As previously mentioned, the Visiting Friends and Relatives (VFR) market will be a vital element of our recovery, as will the higher yielding / specialist group market, and the Agency team have been working very closely with travel trade partners over the last few months, to ensure we have the right routes to market in place to reach new and existing markets effectively. Leveraging these important partnerships will also enable us to both capitalise on their ability to promote the ‘book with confidence’ message and ‘package up’ travel, accommodation and products into targeted offerings for both existing and new target markets. 

Events form a key pillar within the revised 2020-2023 Visit Isle of Man Strategy, and post-COVID, will play a key part in increasing visitor growth during 2021 and beyond.  With the cancellation of the 2021 TT, the Agency now has even more impetus to develop our events calendar to reach new markets, but to also extend it beyond the traditional tourism season. 

4. Are there any new markets or areas that the Agency will be entering in 2021 and beyond?

For 2021 and possibly 2022, we will remain focused on the UK and Ireland staycation markets. Pre-COVID we were investigating reaching into the wider German-speaking European (DACH) markets, and leveraging opportunities more globally, for example the American markets, and this will continue to form a large part of our 10 year strategy.

In the short term we recognise that our ‘quick wins’ will be our more traditional markets; focusing on repeat visitors, VFR, and those with more time and resources for holidays and short term breaks, such as retired couples, traditional travellers and ‘empty nesters’.

Our recent insights work also highlighted new markets; strong evidence suggested the Isle of Man is desirable to a younger demographic who are looking for new experiences and adventures closer to home in light of COVID-19. We recognise that there are increased barriers to reaching this market and it may take some time, so we intend to investigate this further and identify ways to tackle this. 

The main travel hubs across the UK and Ireland were a focus for our marketing and promotional campaigns, and once things start to return to normal and air and sea routes reinstate, we will pick this up again. We have also seen an increase in the diversity of travel origins over the recent years and our research proves this is still the case, so we will ensure our marketing campaigns focus on these areas of opportunities also. 
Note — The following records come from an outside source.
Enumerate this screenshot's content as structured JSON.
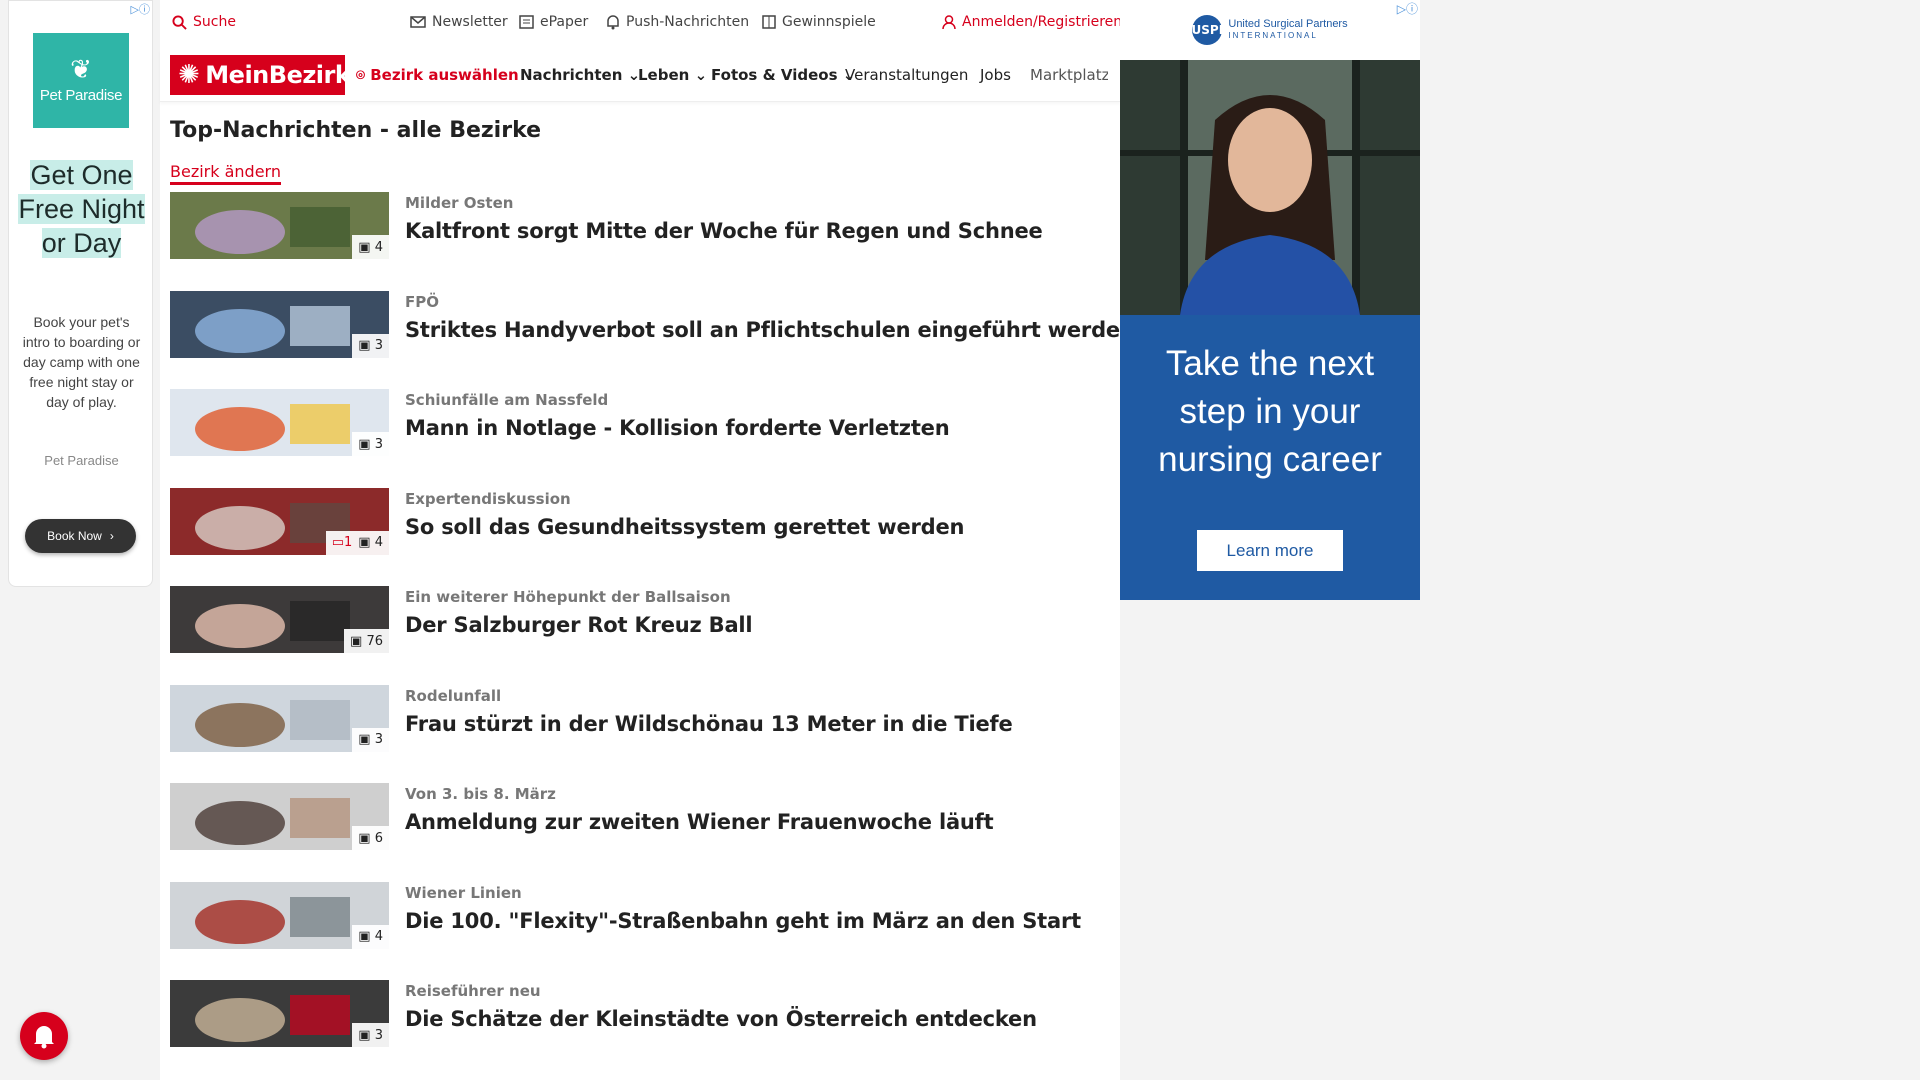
{
  "left_ad": {
    "brand": "Pet Paradise",
    "headline": "Get One Free Night or Day",
    "body": "Book your pet's intro to boarding or day camp with one free night stay or day of play.",
    "advertiser": "Pet Paradise",
    "cta": "Book Now"
  },
  "topbar": {
    "search": "Suche",
    "newsletter": "Newsletter",
    "epaper": "ePaper",
    "push": "Push-Nachrichten",
    "games": "Gewinnspiele",
    "login": "Anmelden/Registrieren"
  },
  "nav": {
    "logo": "MeinBezirk",
    "district": "Bezirk auswählen",
    "items": [
      "Nachrichten",
      "Leben",
      "Fotos & Videos",
      "Veranstaltungen",
      "Jobs",
      "Marktplatz"
    ]
  },
  "page": {
    "title": "Top-Nachrichten - alle Bezirke",
    "change_district": "Bezirk ändern"
  },
  "articles": [
    {
      "category": "Milder Osten",
      "title": "Kaltfront sorgt Mitte der Woche für Regen und Schnee",
      "images": "4",
      "comments": ""
    },
    {
      "category": "FPÖ",
      "title": "Striktes Handyverbot soll an Pflichtschulen eingeführt werden",
      "images": "3",
      "comments": ""
    },
    {
      "category": "Schiunfälle am Nassfeld",
      "title": "Mann in Notlage - Kollision forderte Verletzten",
      "images": "3",
      "comments": ""
    },
    {
      "category": "Expertendiskussion",
      "title": "So soll das Gesundheitssystem gerettet werden",
      "images": "4",
      "comments": "1"
    },
    {
      "category": "Ein weiterer Höhepunkt der Ballsaison",
      "title": "Der Salzburger Rot Kreuz Ball",
      "images": "76",
      "comments": ""
    },
    {
      "category": "Rodelunfall",
      "title": "Frau stürzt in der Wildschönau 13 Meter in die Tiefe",
      "images": "3",
      "comments": ""
    },
    {
      "category": "Von 3. bis 8. März",
      "title": "Anmeldung zur zweiten Wiener Frauenwoche läuft",
      "images": "6",
      "comments": ""
    },
    {
      "category": "Wiener Linien",
      "title": "Die 100. \"Flexity\"-Straßenbahn geht im März an den Start",
      "images": "4",
      "comments": ""
    },
    {
      "category": "Reiseführer neu",
      "title": "Die Schätze der Kleinstädte von Österreich entdecken",
      "images": "3",
      "comments": ""
    }
  ],
  "right_ad": {
    "brand_line1": "United Surgical Partners",
    "brand_line2": "INTERNATIONAL",
    "mark": "USPI",
    "tagline": "Take the next step in your nursing career",
    "cta": "Learn more"
  },
  "colors": {
    "brand_red": "#d6001c",
    "ad_teal": "#2fb5a7",
    "ad_blue": "#1f5aa3"
  }
}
Our insights work also highlighted that the Irish market presents a great opportunity for us, however moving forward we need to understand how this can be effectively maximised, which will require work on air and sea routes, and a renewed focus on targeted marketing to this market. 

The Guernsey Airbridge also highlighted a new market for us – something that was very unexpected. The feedback we received from Guernsey visitors was extremely positive, with many rebooking trips throughout the period the bridge was open. This has certainly opened many doors for us in the future (including an extension to the French market), and is something the Agency is very interested in exploring.
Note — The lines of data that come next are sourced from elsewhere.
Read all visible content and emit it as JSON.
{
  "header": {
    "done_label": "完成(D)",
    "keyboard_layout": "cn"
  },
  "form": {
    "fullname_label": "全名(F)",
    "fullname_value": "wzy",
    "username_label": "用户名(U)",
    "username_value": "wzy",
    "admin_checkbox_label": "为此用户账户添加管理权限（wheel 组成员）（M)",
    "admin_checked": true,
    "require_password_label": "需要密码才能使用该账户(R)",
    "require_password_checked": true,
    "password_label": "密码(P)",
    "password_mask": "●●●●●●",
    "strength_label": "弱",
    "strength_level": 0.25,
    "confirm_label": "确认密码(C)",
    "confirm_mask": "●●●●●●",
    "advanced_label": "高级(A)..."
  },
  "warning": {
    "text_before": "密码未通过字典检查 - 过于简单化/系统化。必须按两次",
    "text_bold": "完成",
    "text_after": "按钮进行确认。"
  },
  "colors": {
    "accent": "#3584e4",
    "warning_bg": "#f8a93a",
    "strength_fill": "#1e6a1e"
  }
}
The Agency and I are truly optimistic for the Island’s future; although we will be in a more competitive market, I believe because of the extensive research, preparation and planning we have put into our relaunch and revised strategy ‘behind the scenes’, we will be in a very strong position to have our voice heard and to welcome our wonderful visitors back. 
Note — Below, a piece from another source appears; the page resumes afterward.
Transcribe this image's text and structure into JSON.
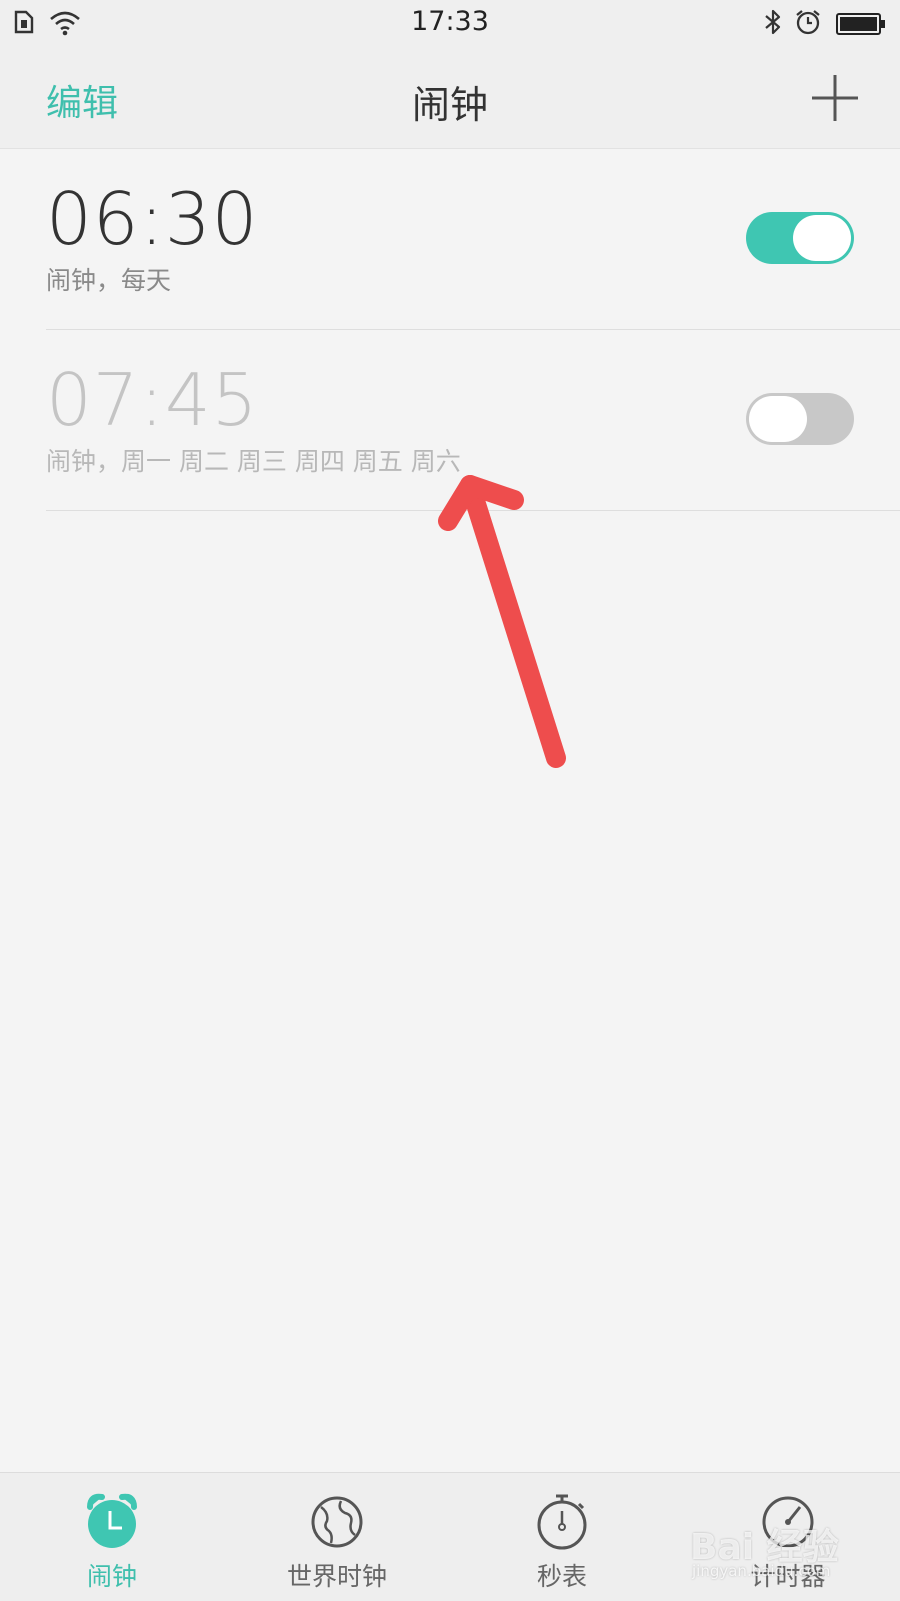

Finally, I’d like to take this opportunity to thank all the businesses and individuals for working through these incredibly challenging times; it has been amazing to see so many adapt their offerings and business models as a result of the pandemic. There are many cases of businesses that have seen increased sales, and I don’t think I’ve seen the autumn and winter events calendars look so full – testament to our businesses’ resilience and ability to innovate, as well as residents who have embraced the ‘buy local’ message to support their local business community.